[
  {
    "versionName"         : "encryptionVersionName",
    "iv"                  : "<iv>",          //base64
    "encryptedKeyVersion" : {
        "versionName"       : "EEK",
        "material"          : "<material>",    //base64
    }
  },
  {
    "versionName"         : "encryptionVersionName",
    "iv"                  : "<iv>",          //base64
    "encryptedKeyVersion" : {
        "versionName"       : "EEK",
        "material"          : "<material>",    //base64
    }
  },
  ...
]

Decrypt Encrypted Key

REQUEST:

POST http://HOST:PORT/kms/v1/keyversion/<version-name>/_eek?ee_op=decrypt
Content-Type: application/json

{
  "name"        : "<key-name>",
  "iv"          : "<iv>",          //base64
  "material"    : "<material>",    //base64
}

RESPONSE:

200 OK
Content-Type: application/json

{
  "name"        : "EK",
  "material"    : "<material>",    //base64
}

Get Key Version

REQUEST:

GET http://HOST:PORT/kms/v1/keyversion/<version-name>

RESPONSE:

200 OK
Content-Type: application/json

{
  "name"        : "versionName",
  "material"    : "<material>",    //base64
}

Get Key Versions

REQUEST:

GET http://HOST:PORT/kms/v1/key/<key-name>/_versions

RESPONSE:

200 OK
Content-Type: application/json

[
  {
    "name"        : "versionName",
    "material"    : "<material>",    //base64
  },
  {
    "name"        : "versionName",
    "material"    : "<material>",    //base64
  },
  ...
]

Get Key Names

REQUEST:

GET http://HOST:PORT/kms/v1/keys/names

RESPONSE:

200 OK
Content-Type: application/json

[
  "<key-name>",
  "<key-name>",
  ...
]

Get Keys Metadata
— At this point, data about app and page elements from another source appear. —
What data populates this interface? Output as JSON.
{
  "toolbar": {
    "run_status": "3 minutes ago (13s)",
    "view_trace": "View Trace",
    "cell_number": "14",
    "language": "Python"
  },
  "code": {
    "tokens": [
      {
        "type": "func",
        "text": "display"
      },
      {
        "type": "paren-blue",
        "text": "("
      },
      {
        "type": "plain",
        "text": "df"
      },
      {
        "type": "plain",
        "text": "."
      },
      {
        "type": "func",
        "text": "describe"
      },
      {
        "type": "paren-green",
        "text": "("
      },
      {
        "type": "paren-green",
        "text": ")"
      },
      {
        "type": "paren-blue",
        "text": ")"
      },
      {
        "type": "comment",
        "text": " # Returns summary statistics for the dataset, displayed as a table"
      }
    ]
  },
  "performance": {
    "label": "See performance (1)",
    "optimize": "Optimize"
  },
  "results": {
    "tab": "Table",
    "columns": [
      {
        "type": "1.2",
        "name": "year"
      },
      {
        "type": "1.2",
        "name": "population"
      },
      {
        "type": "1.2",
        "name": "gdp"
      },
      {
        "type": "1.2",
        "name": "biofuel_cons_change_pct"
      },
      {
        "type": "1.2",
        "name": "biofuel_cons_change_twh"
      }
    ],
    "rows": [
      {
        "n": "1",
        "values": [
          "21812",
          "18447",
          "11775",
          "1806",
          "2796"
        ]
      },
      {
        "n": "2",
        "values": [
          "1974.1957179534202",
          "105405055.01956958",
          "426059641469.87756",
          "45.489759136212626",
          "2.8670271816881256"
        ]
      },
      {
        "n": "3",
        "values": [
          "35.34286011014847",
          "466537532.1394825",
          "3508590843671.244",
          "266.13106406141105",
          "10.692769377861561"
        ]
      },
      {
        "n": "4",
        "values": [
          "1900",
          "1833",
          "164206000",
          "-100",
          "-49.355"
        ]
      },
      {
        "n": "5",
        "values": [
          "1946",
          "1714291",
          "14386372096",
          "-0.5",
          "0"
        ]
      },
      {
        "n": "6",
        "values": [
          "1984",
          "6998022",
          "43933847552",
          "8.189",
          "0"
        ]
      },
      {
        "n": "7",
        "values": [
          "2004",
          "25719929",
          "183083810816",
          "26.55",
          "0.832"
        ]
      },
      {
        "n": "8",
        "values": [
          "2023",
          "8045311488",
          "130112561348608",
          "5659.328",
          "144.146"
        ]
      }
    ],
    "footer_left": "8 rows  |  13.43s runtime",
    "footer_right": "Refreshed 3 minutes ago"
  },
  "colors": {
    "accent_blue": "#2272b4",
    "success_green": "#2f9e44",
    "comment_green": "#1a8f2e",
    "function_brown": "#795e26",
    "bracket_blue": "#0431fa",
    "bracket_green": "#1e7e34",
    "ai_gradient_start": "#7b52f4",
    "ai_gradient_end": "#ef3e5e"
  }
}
GET http://HOST:PORT/kms/v1/keys/metadata?key=<key-name>&key=<key-name>,...

RESPONSE:

200 OK
Content-Type: application/json

[
  {
    "name"        : "<key-name>",
    "cipher"      : "<cipher>",
    "length"      : <length>,        //int
    "description" : "<description>",
    "created"     : <millis-epoc>,   //long
    "versions"    : <versions>       //int
  },
  {
    "name"        : "<key-name>",
    "cipher"      : "<cipher>",
    "length"      : <length>,        //int
    "description" : "<description>",
    "created"     : <millis-epoc>,   //long
    "versions"    : <versions>       //int
  },
  ...
]